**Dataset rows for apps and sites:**
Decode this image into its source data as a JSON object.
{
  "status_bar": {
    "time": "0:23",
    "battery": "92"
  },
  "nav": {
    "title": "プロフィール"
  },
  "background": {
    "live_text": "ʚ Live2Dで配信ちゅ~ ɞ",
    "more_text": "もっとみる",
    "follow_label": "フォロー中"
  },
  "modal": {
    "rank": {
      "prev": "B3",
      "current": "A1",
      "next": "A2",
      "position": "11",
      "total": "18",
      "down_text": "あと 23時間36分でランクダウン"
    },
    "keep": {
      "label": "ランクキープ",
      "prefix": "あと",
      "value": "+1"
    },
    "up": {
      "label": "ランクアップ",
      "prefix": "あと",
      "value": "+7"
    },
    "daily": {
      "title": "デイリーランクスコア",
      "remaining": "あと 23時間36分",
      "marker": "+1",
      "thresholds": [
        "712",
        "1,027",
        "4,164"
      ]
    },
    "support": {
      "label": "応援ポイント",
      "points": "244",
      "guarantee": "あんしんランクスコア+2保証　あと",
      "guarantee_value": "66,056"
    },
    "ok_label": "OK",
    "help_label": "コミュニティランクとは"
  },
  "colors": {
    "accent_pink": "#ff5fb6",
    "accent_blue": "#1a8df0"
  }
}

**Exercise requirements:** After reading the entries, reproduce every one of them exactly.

**Response:**
Decode this image into its source data as a JSON object.
{
  "status_bar": {
    "time": "0:23",
    "battery": "92"
  },
  "nav": {
    "title": "プロフィール"
  },
  "background": {
    "live_text": "ʚ Live2Dで配信ちゅ~ ɞ",
    "more_text": "もっとみる",
    "follow_label": "フォロー中"
  },
  "modal": {
    "rank": {
      "prev": "B3",
      "current": "A1",
      "next": "A2",
      "position": "11",
      "total": "18",
      "down_text": "あと 23時間36分でランクダウン"
    },
    "keep": {
      "label": "ランクキープ",
      "prefix": "あと",
      "value": "+1"
    },
    "up": {
      "label": "ランクアップ",
      "prefix": "あと",
      "value": "+7"
    },
    "daily": {
      "title": "デイリーランクスコア",
      "remaining": "あと 23時間36分",
      "marker": "+1",
      "thresholds": [
        "712",
        "1,027",
        "4,164"
      ]
    },
    "support": {
      "label": "応援ポイント",
      "points": "244",
      "guarantee": "あんしんランクスコア+2保証　あと",
      "guarantee_value": "66,056"
    },
    "ok_label": "OK",
    "help_label": "コミュニティランクとは"
  },
  "colors": {
    "accent_pink": "#ff5fb6",
    "accent_blue": "#1a8df0"
  }
}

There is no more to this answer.